We stand united against hatred and discrimination against all communities.
We condemn these anti-Semitic assaults as well as the divisive suggestion that Black and Muslim students are the source of this racism.
We disavow any attempt to use the painful realities of the Palestinian-Israeli conflict or the Holocaust as fodder for anti-Semitism, Islamophobia, and anti-Blackness.
We will not allow this or any incident to pit one of our communities against the other.The signers of the statement are:
Chair of the Department of Philosophy
Chancellor’s Committee on the Status of Asian Americans (CCSAA)
Chancellor’s Committee on the Status of Blacks
Chancellor’s Committee on the Status of Latinos
Chancellor’s Committee on the Status of LGBTQ People and Allies
Collaborative for Equity and Justice in Education, College of Education
Disability Resource Center
Gender and Sexuality Center
Gender and Women’s Studies Program
Germanic Studies Department
Global Asian Studies Program
Great Cities Institute
Hispanic and Italian Studies Department
Head of the Department of English
Institute for the Humanities
Institute for Policy and Civic Engagement (IPCE)
Institute for Research on Race and Public Policy
International Studies Program
Jane Addams Hull-House Museum
Jewish Studies Program
Latin American and Latino Studies Program
Latin American Recruitment and Educational Services (LARES) Program
Middle East and Muslim Societies Cluster
Moving Image Arts Minor
Museum and Exhibition Studies Program
Native American Support Program
Office of the Dean of Students
Office of Undergraduate Research
Rafael Cintrón Ortiz Latino Cultural Center
Religious Studies Program
School of Art & Art History
School of Literatures, Cultural Studies & Linguistics
School of Theatre and Music
Social Foundations of Education Program
Social Justice Initiative
UIC United Faculty (UICUF)
Women’s Leadership and Resource Center
[Update - I just read an article in the online Forward about this denunciation - http://forward.com/fast-forward/366585/university-of-illinois-campus-community-condemns-jewish-privilege-fliers/ - but there's nothing about how the reporter received the statement or where he found it].
Further update - other places where the statement has appeared:
From the Arab American Center at UIC - a much more robust statement, issued on March 16:
THE ARAB AMERICAN CULTURAL CENTER AT UIC STANDS IN UNITY WITH OUR CAMPUS’ JEWISH STUDENTS, FACULTY, AND STAFF
March 16, 2017
Yesterday, fliers were distributed around campus targeting the Jewish population on our campus. This incident, coupled with the proliferation of anti-Semitic statements and attacks on Jewish community centers, graveyards, and synagogues is a reminder that white supremacy remains a powerful force and impacts our campus.

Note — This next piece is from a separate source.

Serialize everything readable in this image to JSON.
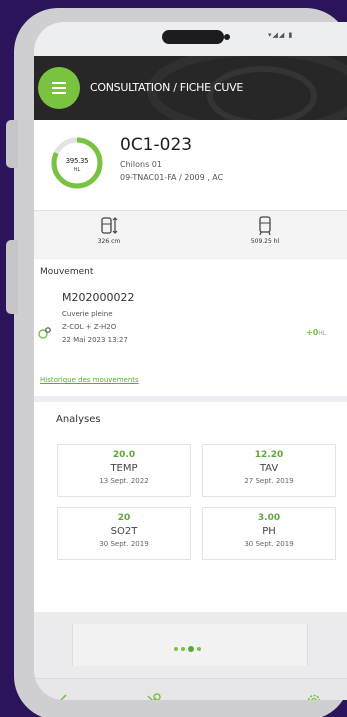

We fear that the unleashing of racist and fascist projects on a national scale has helped to legitimize such attacks against the Jewish population, as well as those against Black, Latinx, Native American, Asian, Arab, and Muslim people. These realities make it more urgent than ever to boldly condemn anti-Semitism and to affirm, in speech and practice, a safe and welcoming campus free of anti-Semitism, Islamophobia, and all forms of racism and dehumanization.
We believe that our well-being as a campus community depends on refusing to tolerate violence and hatred, reclaiming safety, and building mutually supportive communities.